BY BILLY SUTER
THREE seasons of a mini-series inspired by a 2006 British film, This is England, will be shown on DStv’s ITV Choice (channel 123) this and next month, the first season lined up to start at 8pm today, Wednesday, June 14.
Written and directed by Shane Meadows, the film was released to critical and audience acclaim. It told of young skinheads in England in 1983, and illustrated how their subculture – which has its roots in 1960s West Indies culture, especially ska, soul and reggae music – became adopted by the far-right, especially white nationalists and white supremacists , which led to divisions within the skinhead scene.
Flash forward to 2010 and This Is England ’86, a four-part TV drama series that continues the film’s storyline was produced –once again, written by Shane Meadows. The show starts on ITV Choice at 8pm today (June 14).
The follow up to This is England ’86, titled This is England ’88, will be shown on ITV Choice from 8pm on Wednesday, July 12, and the final chapter in the series, This is England ’90, will start at 8pm on August 2.
The series focuses on the mod revival scene rather than the skinhead subculture but, like the film, stars Thomas Turgoose as Shaun, Vicky McClure (Line of Duty) as Lol, Joe Gilgun as Woody, Andrew Shim as Milky, Stephen Graham (Little Boy Blue) as Combo and Rosamund Hanson as Smell.
The story takes place during the 1986 Ffifa World Cup. As Shaun completes his last school exam, he realises he will have to find his way in the world. His friends, who include Woody, Lol, Smell, Gadget and Meggy, are still around, looking for love, entertainment and employment.
Says Meadows: “When I finished This Is England, I had a wealth of material and unused ideas that I felt very keen to take further – audiences seemed to really respond to the characters we created and the idea for a television serial developed.
“Not only did I want to take the story of the gang broader and deeper, I also saw, in the experiences of the young in 1986, many references to now – recession, lack of jobs, a sense of the world at a turning point. Whereas the film told part of the story, the TV series will tell the rest.”

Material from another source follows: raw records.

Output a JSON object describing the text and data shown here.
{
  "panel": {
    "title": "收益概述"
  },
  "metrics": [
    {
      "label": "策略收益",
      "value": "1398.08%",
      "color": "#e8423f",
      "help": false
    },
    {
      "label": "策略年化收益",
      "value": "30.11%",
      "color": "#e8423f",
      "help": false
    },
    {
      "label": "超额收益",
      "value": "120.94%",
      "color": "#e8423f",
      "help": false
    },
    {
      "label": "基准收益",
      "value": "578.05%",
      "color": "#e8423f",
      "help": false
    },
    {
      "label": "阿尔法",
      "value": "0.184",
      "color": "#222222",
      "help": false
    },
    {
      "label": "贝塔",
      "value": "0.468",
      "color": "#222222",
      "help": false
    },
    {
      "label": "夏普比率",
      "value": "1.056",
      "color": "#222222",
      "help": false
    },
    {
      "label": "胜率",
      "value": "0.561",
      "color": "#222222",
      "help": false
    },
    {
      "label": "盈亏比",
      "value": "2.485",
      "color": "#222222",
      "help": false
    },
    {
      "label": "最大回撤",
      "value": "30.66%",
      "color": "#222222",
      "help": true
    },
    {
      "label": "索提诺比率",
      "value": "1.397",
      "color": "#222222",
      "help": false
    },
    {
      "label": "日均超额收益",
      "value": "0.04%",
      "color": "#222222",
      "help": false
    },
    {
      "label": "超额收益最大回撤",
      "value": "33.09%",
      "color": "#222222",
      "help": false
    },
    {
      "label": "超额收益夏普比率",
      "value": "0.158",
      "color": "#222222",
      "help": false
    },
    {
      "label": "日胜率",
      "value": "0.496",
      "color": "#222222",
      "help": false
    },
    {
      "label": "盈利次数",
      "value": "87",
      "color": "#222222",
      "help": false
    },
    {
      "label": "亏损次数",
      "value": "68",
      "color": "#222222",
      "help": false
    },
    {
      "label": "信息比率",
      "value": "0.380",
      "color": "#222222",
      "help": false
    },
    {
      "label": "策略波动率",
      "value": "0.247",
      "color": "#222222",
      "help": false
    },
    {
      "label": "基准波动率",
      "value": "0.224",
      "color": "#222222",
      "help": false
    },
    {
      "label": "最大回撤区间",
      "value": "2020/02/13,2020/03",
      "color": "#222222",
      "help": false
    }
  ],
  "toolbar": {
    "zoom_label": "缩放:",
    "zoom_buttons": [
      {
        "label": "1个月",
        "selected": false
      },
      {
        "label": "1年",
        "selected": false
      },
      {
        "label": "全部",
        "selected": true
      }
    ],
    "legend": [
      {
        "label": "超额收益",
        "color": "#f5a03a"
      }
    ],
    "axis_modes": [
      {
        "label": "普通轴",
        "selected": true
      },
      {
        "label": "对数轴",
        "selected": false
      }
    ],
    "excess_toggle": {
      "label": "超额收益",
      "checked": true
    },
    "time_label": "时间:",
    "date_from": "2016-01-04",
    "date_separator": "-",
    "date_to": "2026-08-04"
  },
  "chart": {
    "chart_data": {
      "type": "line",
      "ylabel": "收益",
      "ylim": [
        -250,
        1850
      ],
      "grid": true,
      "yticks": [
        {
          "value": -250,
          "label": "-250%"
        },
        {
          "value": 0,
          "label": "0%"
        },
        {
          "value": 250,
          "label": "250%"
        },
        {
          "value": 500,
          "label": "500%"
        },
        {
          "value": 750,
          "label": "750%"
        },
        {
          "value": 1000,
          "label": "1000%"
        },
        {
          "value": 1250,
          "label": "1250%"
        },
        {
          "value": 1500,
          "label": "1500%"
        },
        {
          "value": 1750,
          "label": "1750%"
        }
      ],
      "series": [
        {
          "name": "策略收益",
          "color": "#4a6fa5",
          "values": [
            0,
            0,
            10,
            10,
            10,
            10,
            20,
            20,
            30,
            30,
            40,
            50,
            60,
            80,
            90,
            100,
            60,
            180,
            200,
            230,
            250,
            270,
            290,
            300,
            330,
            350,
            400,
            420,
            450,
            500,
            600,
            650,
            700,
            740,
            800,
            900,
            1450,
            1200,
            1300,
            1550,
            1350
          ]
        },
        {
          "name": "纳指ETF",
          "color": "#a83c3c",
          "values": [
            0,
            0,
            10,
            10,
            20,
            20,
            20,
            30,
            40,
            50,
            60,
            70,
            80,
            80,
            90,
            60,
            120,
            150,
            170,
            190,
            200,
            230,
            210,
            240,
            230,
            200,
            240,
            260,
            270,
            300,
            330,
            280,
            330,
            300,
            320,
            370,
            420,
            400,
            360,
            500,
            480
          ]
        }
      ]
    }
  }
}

Also headed for ITV Choice is Meet The Parents, a new dating series hosted by Holly Willoughby, who puts the romantic futures of a group of singletons into the hands of the people who know them best: their parents.
The series starts on DStv’s channel 123 at 8pm on Saturday, June 17.
In their quest to find love, nothing is off limits, as the picker looking for romance gets to ask their potential suitors’ parents anything. Mum and dad then get busy spilling the beans, on everything from their off-spring’s relationship history and grooming habits, to questionable celebrity crushes and cringe-worthy childhood stories.
Says Willoughby: “It’s different because the singleton who is looking for a potential date gets to ask a series of questions in order to pick who she’s going on a date with.
“But the questions are asked not to a potential date but to the potential date’s parents. Obviously, with this, all sorts of things can happen… it can be brilliant or it can be embarrassing, or it can go horribly wrong.”
Willoughby continues: “When we filmed the pilot there was a girl who was picking a potential date and they always get asked the final question: Why should I date your son or daughter?’
“Anyway, this mum said: ‘My son, he’s just a really lovely, genuine boy and anyone who had them in their life would be really lucky.’ And the son sat with his head in his hands going. ‘Mum, what are you doing? Nobody wants a good boy, you’ve ruined my chances!’
“But sure enough she picked him, and when I asked what swung it she said, ‘It was his mum, she said you were a really nice person’. So you never know, sometimes people think the parents are going to embarrass them and sometimes it goes completely the other way.”
Once the picker picks his/her date, the couple go on the date straight away. The moment they get picked, they go out of the studio into a car and they’re taken to the Meet The Parents restaurant, where they have dinner. It is all filmed and the viewer gets to see everything unfold immediately.
Concludes Willoughby: “The thing with parents is they don’t mean to be embarrassing, because ultimately they really love you and they want you to find a date. None of them is going in there to stitch their kids up, just sometimes the parents think the things they say would help.”